*** MATERIAL SUPPLIED Section Begins ***

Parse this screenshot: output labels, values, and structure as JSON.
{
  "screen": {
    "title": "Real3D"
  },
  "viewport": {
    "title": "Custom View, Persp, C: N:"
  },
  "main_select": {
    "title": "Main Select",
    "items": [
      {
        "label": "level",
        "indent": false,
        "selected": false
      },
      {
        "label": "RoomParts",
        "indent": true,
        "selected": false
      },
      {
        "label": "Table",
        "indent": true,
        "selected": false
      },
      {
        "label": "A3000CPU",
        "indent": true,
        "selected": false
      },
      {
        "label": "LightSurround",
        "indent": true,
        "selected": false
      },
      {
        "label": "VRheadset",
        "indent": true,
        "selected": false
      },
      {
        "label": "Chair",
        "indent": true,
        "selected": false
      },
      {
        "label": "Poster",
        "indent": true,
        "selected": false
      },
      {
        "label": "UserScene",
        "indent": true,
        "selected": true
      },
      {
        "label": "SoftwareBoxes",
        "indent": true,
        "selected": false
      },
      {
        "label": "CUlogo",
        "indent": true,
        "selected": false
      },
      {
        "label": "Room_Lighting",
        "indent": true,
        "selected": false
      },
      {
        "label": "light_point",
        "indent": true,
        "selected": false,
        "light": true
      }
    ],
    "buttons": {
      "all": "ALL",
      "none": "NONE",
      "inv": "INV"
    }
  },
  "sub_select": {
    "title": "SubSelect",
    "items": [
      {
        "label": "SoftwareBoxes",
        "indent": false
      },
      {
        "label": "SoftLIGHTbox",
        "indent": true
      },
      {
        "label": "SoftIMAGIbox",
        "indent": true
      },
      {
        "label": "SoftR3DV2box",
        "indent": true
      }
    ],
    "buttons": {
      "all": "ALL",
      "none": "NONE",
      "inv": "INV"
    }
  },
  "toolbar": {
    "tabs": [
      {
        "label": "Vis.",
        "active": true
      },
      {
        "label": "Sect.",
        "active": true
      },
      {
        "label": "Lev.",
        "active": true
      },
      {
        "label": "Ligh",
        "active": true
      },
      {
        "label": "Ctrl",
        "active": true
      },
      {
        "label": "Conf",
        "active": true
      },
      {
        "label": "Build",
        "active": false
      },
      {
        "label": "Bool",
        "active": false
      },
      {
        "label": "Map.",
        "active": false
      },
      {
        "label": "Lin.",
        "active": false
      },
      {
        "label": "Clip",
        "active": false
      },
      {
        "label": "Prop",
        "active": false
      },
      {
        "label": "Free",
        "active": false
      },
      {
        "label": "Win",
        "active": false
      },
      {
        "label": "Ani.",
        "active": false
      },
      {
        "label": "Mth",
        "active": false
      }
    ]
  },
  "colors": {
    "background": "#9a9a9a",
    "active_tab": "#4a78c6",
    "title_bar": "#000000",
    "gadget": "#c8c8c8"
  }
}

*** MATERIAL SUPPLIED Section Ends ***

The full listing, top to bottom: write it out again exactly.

Parse this screenshot: output labels, values, and structure as JSON.
{
  "screen": {
    "title": "Real3D"
  },
  "viewport": {
    "title": "Custom View, Persp, C: N:"
  },
  "main_select": {
    "title": "Main Select",
    "items": [
      {
        "label": "level",
        "indent": false,
        "selected": false
      },
      {
        "label": "RoomParts",
        "indent": true,
        "selected": false
      },
      {
        "label": "Table",
        "indent": true,
        "selected": false
      },
      {
        "label": "A3000CPU",
        "indent": true,
        "selected": false
      },
      {
        "label": "LightSurround",
        "indent": true,
        "selected": false
      },
      {
        "label": "VRheadset",
        "indent": true,
        "selected": false
      },
      {
        "label": "Chair",
        "indent": true,
        "selected": false
      },
      {
        "label": "Poster",
        "indent": true,
        "selected": false
      },
      {
        "label": "UserScene",
        "indent": true,
        "selected": true
      },
      {
        "label": "SoftwareBoxes",
        "indent": true,
        "selected": false
      },
      {
        "label": "CUlogo",
        "indent": true,
        "selected": false
      },
      {
        "label": "Room_Lighting",
        "indent": true,
        "selected": false
      },
      {
        "label": "light_point",
        "indent": true,
        "selected": false,
        "light": true
      }
    ],
    "buttons": {
      "all": "ALL",
      "none": "NONE",
      "inv": "INV"
    }
  },
  "sub_select": {
    "title": "SubSelect",
    "items": [
      {
        "label": "SoftwareBoxes",
        "indent": false
      },
      {
        "label": "SoftLIGHTbox",
        "indent": true
      },
      {
        "label": "SoftIMAGIbox",
        "indent": true
      },
      {
        "label": "SoftR3DV2box",
        "indent": true
      }
    ],
    "buttons": {
      "all": "ALL",
      "none": "NONE",
      "inv": "INV"
    }
  },
  "toolbar": {
    "tabs": [
      {
        "label": "Vis.",
        "active": true
      },
      {
        "label": "Sect.",
        "active": true
      },
      {
        "label": "Lev.",
        "active": true
      },
      {
        "label": "Ligh",
        "active": true
      },
      {
        "label": "Ctrl",
        "active": true
      },
      {
        "label": "Conf",
        "active": true
      },
      {
        "label": "Build",
        "active": false
      },
      {
        "label": "Bool",
        "active": false
      },
      {
        "label": "Map.",
        "active": false
      },
      {
        "label": "Lin.",
        "active": false
      },
      {
        "label": "Clip",
        "active": false
      },
      {
        "label": "Prop",
        "active": false
      },
      {
        "label": "Free",
        "active": false
      },
      {
        "label": "Win",
        "active": false
      },
      {
        "label": "Ani.",
        "active": false
      },
      {
        "label": "Mth",
        "active": false
      }
    ]
  },
  "colors": {
    "background": "#9a9a9a",
    "active_tab": "#4a78c6",
    "title_bar": "#000000",
    "gadget": "#c8c8c8"
  }
}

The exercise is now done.